*EXERCISE DETAILS*
Only lines containing the string "Thông" belong in the answer; copy all of them from the entries.

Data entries
_____

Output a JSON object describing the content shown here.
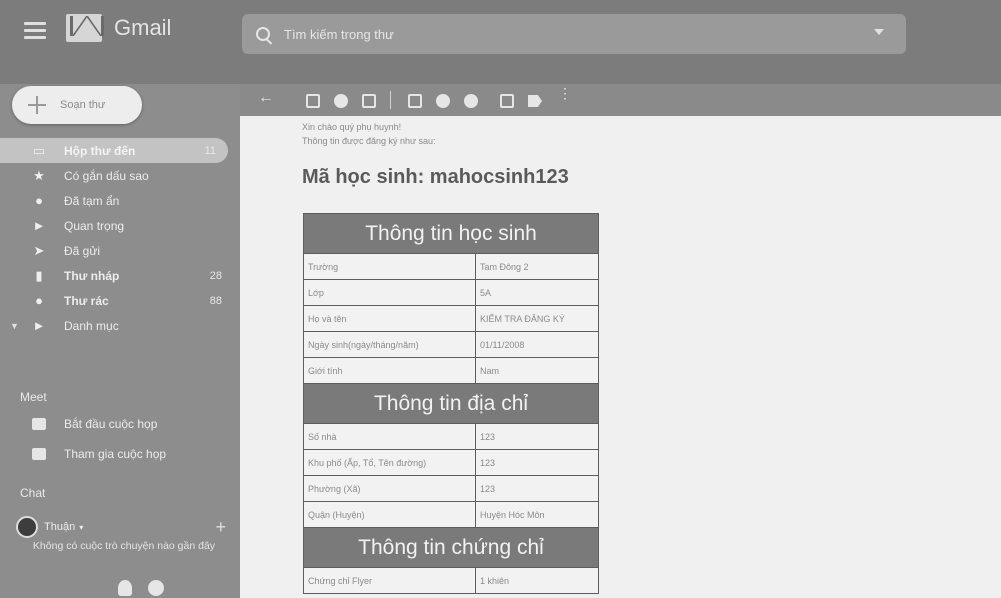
{
  "header": {
    "app_name": "Gmail",
    "search_placeholder": "Tìm kiếm trong thư"
  },
  "sidebar": {
    "compose_label": "Soạn thư",
    "items": [
      {
        "icon": "inbox-icon",
        "label": "Hộp thư đến",
        "count": "11",
        "active": true,
        "bold": true
      },
      {
        "icon": "star-icon",
        "label": "Có gắn dấu sao",
        "count": "",
        "active": false,
        "bold": false
      },
      {
        "icon": "clock-icon",
        "label": "Đã tạm ẩn",
        "count": "",
        "active": false,
        "bold": false
      },
      {
        "icon": "important-icon",
        "label": "Quan trọng",
        "count": "",
        "active": false,
        "bold": false
      },
      {
        "icon": "send-icon",
        "label": "Đã gửi",
        "count": "",
        "active": false,
        "bold": false
      },
      {
        "icon": "draft-icon",
        "label": "Thư nháp",
        "count": "28",
        "active": false,
        "bold": true
      },
      {
        "icon": "spam-icon",
        "label": "Thư rác",
        "count": "88",
        "active": false,
        "bold": true
      },
      {
        "icon": "label-icon",
        "label": "Danh mục",
        "count": "",
        "active": false,
        "bold": false
      }
    ],
    "meet": {
      "title": "Meet",
      "start_label": "Bắt đầu cuộc họp",
      "join_label": "Tham gia cuộc họp"
    },
    "chat": {
      "title": "Chat",
      "user": "Thuận",
      "note": "Không có cuộc trò chuyện nào gần đây"
    }
  },
  "message": {
    "greeting": "Xin chào quý phụ huynh!",
    "subline": "Thông tin được đăng ký như sau:",
    "student_code": "Mã học sinh: mahocsinh123",
    "sections": [
      {
        "title": "Thông tin học sinh",
        "rows": [
          [
            "Trường",
            "Tam Đông 2"
          ],
          [
            "Lớp",
            "5A"
          ],
          [
            "Họ và tên",
            "KIỂM TRA ĐĂNG KÝ"
          ],
          [
            "Ngày sinh(ngày/tháng/năm)",
            "01/11/2008"
          ],
          [
            "Giới tính",
            "Nam"
          ]
        ]
      },
      {
        "title": "Thông tin địa chỉ",
        "rows": [
          [
            "Số nhà",
            "123"
          ],
          [
            "Khu phố (Ấp, Tổ, Tên đường)",
            "123"
          ],
          [
            "Phường (Xã)",
            "123"
          ],
          [
            "Quận (Huyện)",
            "Huyện Hóc Môn"
          ]
        ]
      },
      {
        "title": "Thông tin chứng chỉ",
        "rows": [
          [
            "Chứng chỉ Flyer",
            "1 khiên"
          ]
        ]
      }
    ]
  }
}
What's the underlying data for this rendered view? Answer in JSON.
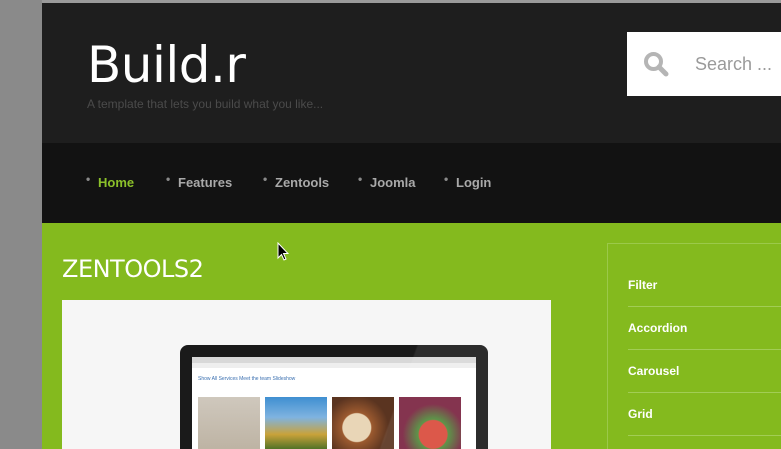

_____

*REPLY TO THE TASK*
    "subline": "Thông tin được đăng ký như sau:",
        "title": "Thông tin học sinh",
        "title": "Thông tin địa chỉ",
        "title": "Thông tin chứng chỉ",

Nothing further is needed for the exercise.